The Witch Hazel and many other winter blooming plants are featured on the Free Weekend Walks held each Sunday at 1:00 pm.

Save the Date: Urban Forest Symposium 5-13-13

February 4th, 2013 by Jessica Farmer, Adult Education Supervisor

photo2013 Urban Forest Symposium

What: 5th Annual Urban Forest Symposium: Trees and Views

When: May 13, Monday from 9 am to 4 pm

Where: University of Washington Botanic Gardens, Center for Urban Horticulture,3501 NE 41st, Street, Seattle, WA 98105

Cost: $75 per person. Lunches are available at a cost of $15. Free lunch for the first 100 registrants.

Contact: Jessica Farmer at or 206.685.8033. 

Hosted by: UW Botanic Gardens and PlantAmnesty


The issue of trees vs. views is a contentious one, pitting view seekers against tree lovers on hillsides facing mountains and water, up and down both coasts. This symposium, the first of its kind, is entirely devoted to an in-depth look at the issue. Topics include: The Aesthetics of Views; Municipal View Policies; View Covenants and Ordinances; Trees, Views, and Slope Stability; How View and Tree Values Are Determined; View Pruning; as well as case studies from the trenches. This symposium will be of interest to communities, HOAs, municipalities, arborists, lawyers and prosecutors, planners, developers, tree advocates, and individuals dealing with this complex issue.

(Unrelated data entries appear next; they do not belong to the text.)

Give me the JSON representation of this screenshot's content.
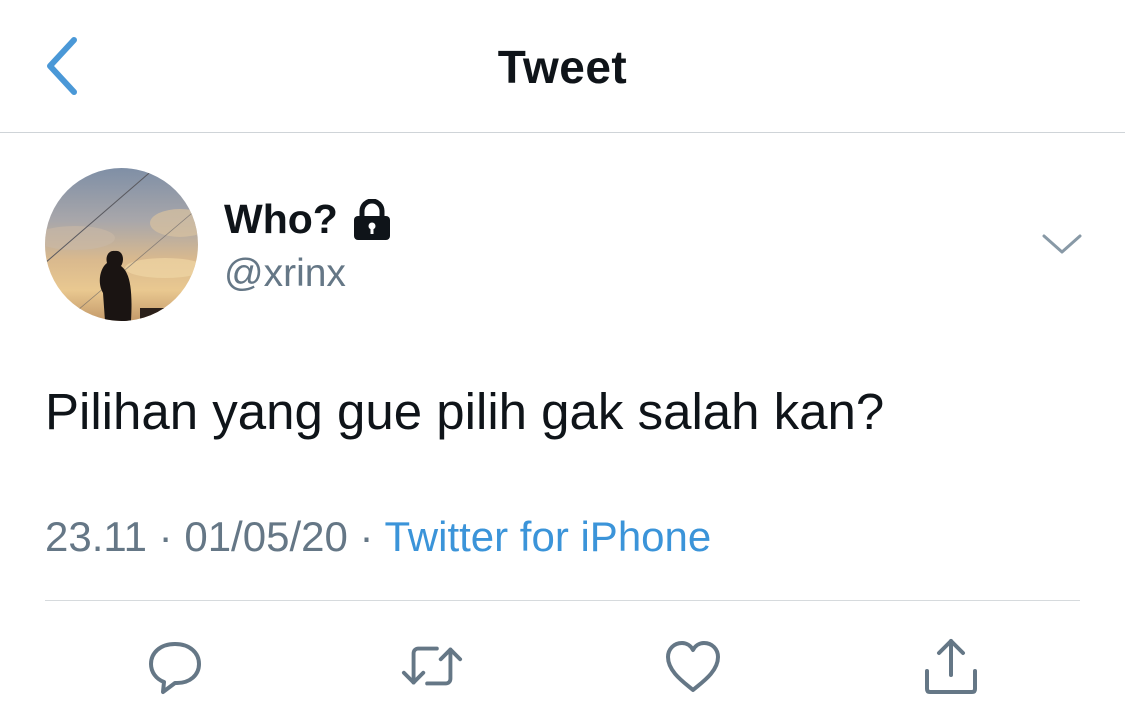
{
  "header": {
    "title": "Tweet",
    "back_icon": "chevron-left-icon"
  },
  "tweet": {
    "display_name": "Who?",
    "protected_icon": "lock-icon",
    "handle": "@xrinx",
    "text": "Pilihan yang gue pilih gak salah kan?",
    "time": "23.11",
    "separator": "·",
    "date": "01/05/20",
    "source": "Twitter for iPhone"
  },
  "actions": {
    "icons": [
      "reply-icon",
      "retweet-icon",
      "like-icon",
      "share-icon"
    ]
  },
  "colors": {
    "accent": "#4a98d7",
    "muted_text": "#657786",
    "icon_gray": "#657786",
    "divider": "#cfd4d8"
  }
}
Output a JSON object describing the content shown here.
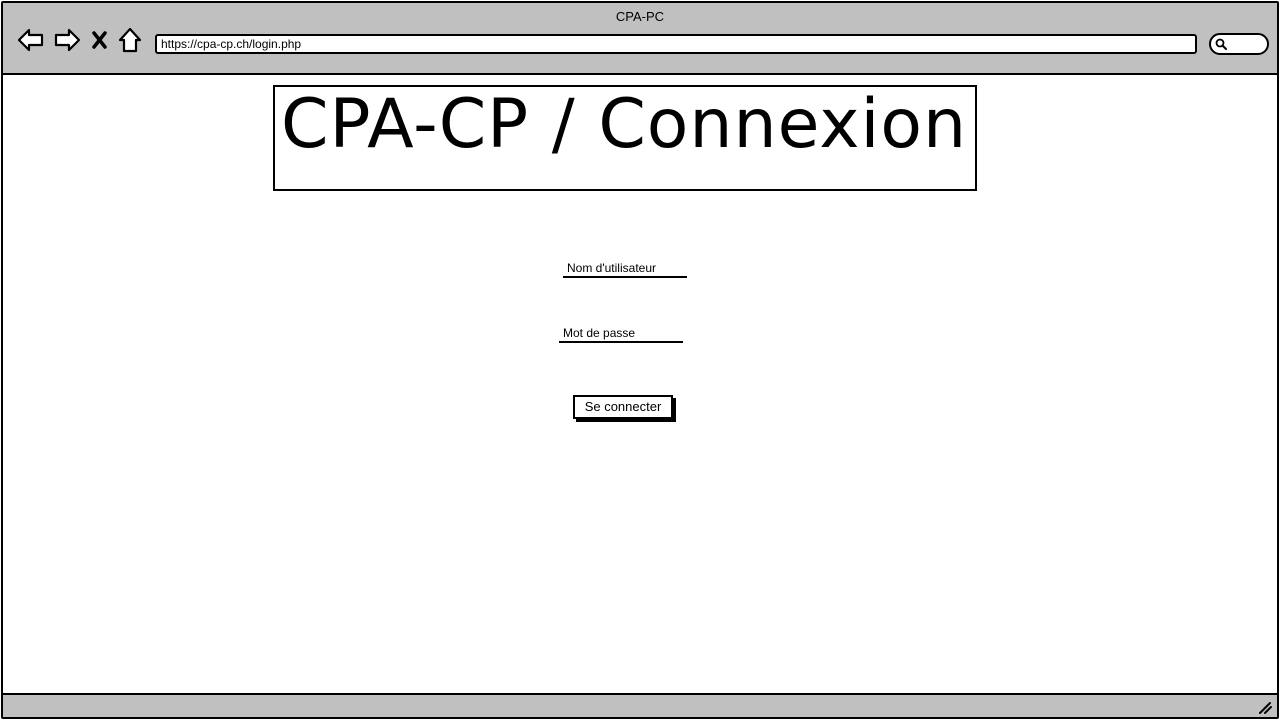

Speakers include landscape architect Kathleen Day, tree law experts Barri Bonapart of Bonapart & Associates and attorney/certified arborist Randall Stamen, Elliott Menashe of Greenbelt Consulting, Seattle Parks Senior Arborist Mark Mead, Bellevue Natural Resource Manager Dan DeWald, King County Tax Assessor, Windermere Real Estate Agent, I-tree spokeswoman and others.

ISA Credits Available: 6


February 2013 Plant Profile: Cyclamen coum

February 1st, 2013 by Soest Gardener, Riz Reyes

Cyclamen coum portraitWho says there isn’t much color in the landscape in the winter time? The month of February is peak bloom for one of the most delicate, yet tough plants in the winter garden. Hugging the ground with it’s rounded foliage often mottled and marked with silver patterns, this prolific tuberous perennial sends out multiple buds that gently emerge and, all of a sudden, burst  into bloom.

What makes Cyclamen coum so charming are their diminuitive size and the diversity of leaf color and patterns on the foliage and the vibrant colors that seem to appear in the ground as if a child had spilled a bag full of candy! They come in wonderful whites, pinks, purples,  lavenders and an occasional darker colored “eye” giving a bi-color effect.

Through the rigors of winter, whether it be  gloomy and wet or  bitter cold, these delicate charmers are as tough as can be.  Even gardeners with winters temperatures dropping down to -15F can enjoy these cheery flowers once the snow melts and the weather warms.


They are wonderful under deciduous trees and shrubs or even scattered about in a lawn where you don’t want children and pets playing in during the winter.


Cyclamen coum Common Name: Winter Cyclamen

Location: Soest Garden – Bed 7

Origin: Eastern Europe/Turkey/Caucasus

Exposure: Part sun – shade

Height and spread: 2-3ft. tall x 5ft. wide